Hot answers tagged

42

The performance (except for allowable cable length, see below) was the same between 10BASE5, 10BASE2 and 10BASE-T, and you have the complexity backwards: the coax is simpler than the twisted pair. The key point to remember is that Ethernet uses a shared transmission medium (much as radio does) that can carry only one message at any time. Thus, a transmission ...


25

I designed a 10BASET ethernet chip (codename ENZO used in Sage MainLAN https://archive.org/details/byte-magazine-1991-01-rescan/page/n67/mode/2up?q=sage+mainlan) and produced a proposed design for a 10BASET hub. In electronics terms 10BASET is simpler, a pair of resistors for pulse shaping the output externally, a transformer for isolation and for the input ...


20

Your question seems to ignore the topology of a network completely: If you want to connect, say 20 computers via Thickwire or BNC, you need: A length of the chosen cabling 20 MAUs if you want Thickwire Some cheap termination resistors That is: No active electronics except the MAUs (which you could consider part of the computer's Ethernet card) If you ...


19

Something that enabled functional multiaccess local area networks hardly seems like a mistake. At the time, or at least in my experience, your networked computers were in a dedicated room. The cables and vampire taps were awkward, true, but manageable in context. I actually had a fairly cynical view of 'cheapernet' (thinwire Ethernet), at least if it was ...


16

The per-port electronics in the network card is very similar, no matter whether you use 10base2 or 10baseT. AUI is slightly simpler on the network card, as a part of the electronics is not in the card, but in the MAU. The primary difference between coax and TP is that TP needs a hub or a switch, which is an additional electronic device and includes a second ...

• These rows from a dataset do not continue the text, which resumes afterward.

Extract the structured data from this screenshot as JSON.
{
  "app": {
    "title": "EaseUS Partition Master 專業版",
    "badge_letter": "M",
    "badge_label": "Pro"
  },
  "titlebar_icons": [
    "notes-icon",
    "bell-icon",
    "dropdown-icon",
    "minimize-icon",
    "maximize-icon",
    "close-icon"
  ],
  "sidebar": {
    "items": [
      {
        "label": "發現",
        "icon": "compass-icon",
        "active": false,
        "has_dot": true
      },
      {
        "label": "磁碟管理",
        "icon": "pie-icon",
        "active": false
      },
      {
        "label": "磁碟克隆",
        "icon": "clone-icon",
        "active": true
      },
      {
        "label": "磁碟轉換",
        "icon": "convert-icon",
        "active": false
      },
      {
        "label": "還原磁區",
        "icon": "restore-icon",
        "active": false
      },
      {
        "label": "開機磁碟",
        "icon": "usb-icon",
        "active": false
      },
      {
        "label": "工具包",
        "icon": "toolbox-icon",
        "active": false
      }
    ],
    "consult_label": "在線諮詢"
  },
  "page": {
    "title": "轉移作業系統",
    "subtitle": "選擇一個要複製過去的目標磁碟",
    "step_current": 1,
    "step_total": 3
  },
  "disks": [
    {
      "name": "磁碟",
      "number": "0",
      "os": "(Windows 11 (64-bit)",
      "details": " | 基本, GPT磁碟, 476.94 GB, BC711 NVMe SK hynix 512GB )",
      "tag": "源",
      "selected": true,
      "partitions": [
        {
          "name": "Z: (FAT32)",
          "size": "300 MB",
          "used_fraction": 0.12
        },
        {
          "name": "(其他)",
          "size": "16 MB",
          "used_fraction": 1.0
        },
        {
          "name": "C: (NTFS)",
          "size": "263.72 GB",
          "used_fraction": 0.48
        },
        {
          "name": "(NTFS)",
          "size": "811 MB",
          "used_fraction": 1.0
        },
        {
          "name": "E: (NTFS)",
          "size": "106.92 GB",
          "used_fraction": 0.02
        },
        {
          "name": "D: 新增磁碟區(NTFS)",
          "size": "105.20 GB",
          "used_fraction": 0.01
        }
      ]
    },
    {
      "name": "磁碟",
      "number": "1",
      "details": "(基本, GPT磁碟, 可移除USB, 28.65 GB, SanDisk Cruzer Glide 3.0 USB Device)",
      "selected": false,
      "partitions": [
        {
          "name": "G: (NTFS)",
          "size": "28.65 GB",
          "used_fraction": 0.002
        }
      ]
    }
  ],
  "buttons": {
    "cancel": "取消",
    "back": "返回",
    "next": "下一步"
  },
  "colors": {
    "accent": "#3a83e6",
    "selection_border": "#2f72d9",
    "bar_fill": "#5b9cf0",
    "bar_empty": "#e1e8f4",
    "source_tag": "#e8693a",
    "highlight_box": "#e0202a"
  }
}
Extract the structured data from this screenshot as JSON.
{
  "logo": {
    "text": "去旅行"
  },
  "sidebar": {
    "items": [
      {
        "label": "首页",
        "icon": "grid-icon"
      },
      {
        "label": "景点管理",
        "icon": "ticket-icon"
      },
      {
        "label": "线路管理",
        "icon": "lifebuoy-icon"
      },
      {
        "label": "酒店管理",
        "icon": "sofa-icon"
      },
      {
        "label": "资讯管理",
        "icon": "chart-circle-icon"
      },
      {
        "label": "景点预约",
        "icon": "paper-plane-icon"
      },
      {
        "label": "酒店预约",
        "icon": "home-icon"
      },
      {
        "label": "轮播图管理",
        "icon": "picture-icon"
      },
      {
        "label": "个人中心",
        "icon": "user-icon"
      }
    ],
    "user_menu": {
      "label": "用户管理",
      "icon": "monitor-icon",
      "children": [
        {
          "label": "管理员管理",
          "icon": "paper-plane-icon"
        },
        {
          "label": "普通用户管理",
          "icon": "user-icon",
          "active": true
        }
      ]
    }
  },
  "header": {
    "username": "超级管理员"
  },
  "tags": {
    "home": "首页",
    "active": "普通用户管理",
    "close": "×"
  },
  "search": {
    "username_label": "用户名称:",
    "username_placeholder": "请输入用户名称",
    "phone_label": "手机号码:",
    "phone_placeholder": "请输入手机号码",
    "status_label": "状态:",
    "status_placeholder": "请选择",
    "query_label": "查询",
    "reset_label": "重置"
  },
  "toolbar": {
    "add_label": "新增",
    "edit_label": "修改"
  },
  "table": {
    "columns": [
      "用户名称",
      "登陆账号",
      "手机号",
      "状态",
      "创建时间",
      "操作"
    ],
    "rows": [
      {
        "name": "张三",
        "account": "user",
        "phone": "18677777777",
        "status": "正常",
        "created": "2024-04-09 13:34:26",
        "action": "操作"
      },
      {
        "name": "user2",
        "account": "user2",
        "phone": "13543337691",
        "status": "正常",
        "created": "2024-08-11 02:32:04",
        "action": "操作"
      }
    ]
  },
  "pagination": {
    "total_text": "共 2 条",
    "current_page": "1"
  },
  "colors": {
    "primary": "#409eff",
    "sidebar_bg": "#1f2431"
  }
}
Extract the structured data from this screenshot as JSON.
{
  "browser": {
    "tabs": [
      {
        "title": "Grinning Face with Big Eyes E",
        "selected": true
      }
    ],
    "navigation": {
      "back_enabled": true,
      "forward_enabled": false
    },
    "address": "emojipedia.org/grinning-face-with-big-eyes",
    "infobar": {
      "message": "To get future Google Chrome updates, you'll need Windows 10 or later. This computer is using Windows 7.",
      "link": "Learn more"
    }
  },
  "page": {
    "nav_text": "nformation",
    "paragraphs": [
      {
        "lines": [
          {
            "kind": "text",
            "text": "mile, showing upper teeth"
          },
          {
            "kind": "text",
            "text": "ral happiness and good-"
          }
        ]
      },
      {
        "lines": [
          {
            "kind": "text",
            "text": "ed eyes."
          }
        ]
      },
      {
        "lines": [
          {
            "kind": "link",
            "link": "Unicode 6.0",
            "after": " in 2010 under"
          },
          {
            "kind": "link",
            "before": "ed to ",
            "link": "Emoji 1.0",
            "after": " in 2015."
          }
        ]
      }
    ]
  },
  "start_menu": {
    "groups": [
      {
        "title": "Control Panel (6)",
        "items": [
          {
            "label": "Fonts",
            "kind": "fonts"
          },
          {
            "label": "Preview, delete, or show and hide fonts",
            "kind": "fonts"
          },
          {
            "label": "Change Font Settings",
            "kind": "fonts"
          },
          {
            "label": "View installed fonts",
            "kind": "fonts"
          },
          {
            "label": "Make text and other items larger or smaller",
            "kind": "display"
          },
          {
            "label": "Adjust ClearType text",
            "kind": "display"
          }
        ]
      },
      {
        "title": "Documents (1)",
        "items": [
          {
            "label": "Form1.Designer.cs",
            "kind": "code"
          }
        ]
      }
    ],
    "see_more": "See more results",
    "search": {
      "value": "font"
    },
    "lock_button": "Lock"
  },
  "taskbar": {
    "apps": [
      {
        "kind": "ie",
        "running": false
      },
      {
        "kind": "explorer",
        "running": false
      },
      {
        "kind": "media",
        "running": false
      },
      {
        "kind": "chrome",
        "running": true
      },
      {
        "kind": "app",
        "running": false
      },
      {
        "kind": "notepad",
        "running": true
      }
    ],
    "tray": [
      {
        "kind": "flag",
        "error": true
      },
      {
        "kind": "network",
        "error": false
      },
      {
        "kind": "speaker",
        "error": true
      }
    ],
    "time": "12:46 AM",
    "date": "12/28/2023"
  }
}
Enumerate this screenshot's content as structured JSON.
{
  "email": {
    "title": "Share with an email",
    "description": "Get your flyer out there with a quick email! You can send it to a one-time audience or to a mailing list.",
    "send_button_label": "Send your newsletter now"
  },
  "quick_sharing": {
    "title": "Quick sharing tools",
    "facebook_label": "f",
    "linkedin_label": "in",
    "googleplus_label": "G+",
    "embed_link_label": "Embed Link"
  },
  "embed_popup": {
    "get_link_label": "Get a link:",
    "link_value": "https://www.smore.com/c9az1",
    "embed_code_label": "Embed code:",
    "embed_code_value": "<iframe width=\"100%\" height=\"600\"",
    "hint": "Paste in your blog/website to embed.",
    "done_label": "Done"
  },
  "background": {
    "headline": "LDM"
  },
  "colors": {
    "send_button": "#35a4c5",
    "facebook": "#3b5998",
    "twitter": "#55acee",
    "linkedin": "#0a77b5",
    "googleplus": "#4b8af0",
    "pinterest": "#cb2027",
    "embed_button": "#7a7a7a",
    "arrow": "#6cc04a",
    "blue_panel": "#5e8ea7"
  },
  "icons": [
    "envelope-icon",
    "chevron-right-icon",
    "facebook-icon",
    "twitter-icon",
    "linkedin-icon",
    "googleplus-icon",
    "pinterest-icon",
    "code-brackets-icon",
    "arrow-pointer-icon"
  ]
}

10

Coax had the advantages of high bandwidth (twisted pair wiring at that time was only good for 1Mbps) and a simple collision distributed collision detection scheme for access control. The collision detection mechanism for 10Base5 involved detecting the DC level on the coax. When transmitting the attachment unit injected the manchester encoded signal with a ...


10

Following on from the answer from Jens, but with specific DEC information. I don't know about 'first', but the DELNI from DEC was a multiport Ethernet device for 'thickwire' installations. You could connect it to a standard cable, where it would provide access for 8 systems; use it standalone, for a small "ethernet in a box"; or cascade them for ...


9

As for the main question "what was the first Ethernet hub?", I cannot answer this, but my guess would be "multiple vendors came out with multiple hub models at the same time". See below for the reasoning. But I lived through the transition from a thick ethernet bus-topology to a tree-topology in the department of my university, so I can ...


4

Probably the slightly weird DELNI, which allowed multiple nodes to share one thickwire tap came out before but thinwire Ethernet (802.3a) and repeaters (802.3c) were both added to the Ethernet standard in 1985. DEC's classic 8 port thinwire + AUI DEMPR came out in 1986, and a cutdown 1 thinwire + 1 AUI version (DESPR) in 1987. The latter initially retailed ...


4

The other answers leave out a hub-like mechanism to attach 10BASE5. Often the thick yellow cable was an expensive asset, connecting one more vampire clamp wrongly could ruin it. The computers and the vampire clamp were connected by AUI cables, with 15 pin D-shell connectors, having a locking slider. So hubs were invented with multiple AUI ports, e.g. 8 ...


2

The first "hub" I saw was a multiport AUI connector. Probably less to save money, as they were expensive, too. But they reduced the risk of doing anything bad to the vampire clamps on the yellow cable (10BASE5).


1

Usually with information technology, the first version is simple and low-performance, and later versions are more complex, so the above is mildly unusual in that the first version was complex and high-performance. I think I would dispute that characterisation. The early versions of Ethernet used a coaxial cable with drop cables. That's pretty simple and ...


Only top voted, non community-wiki answers of a minimum length are eligible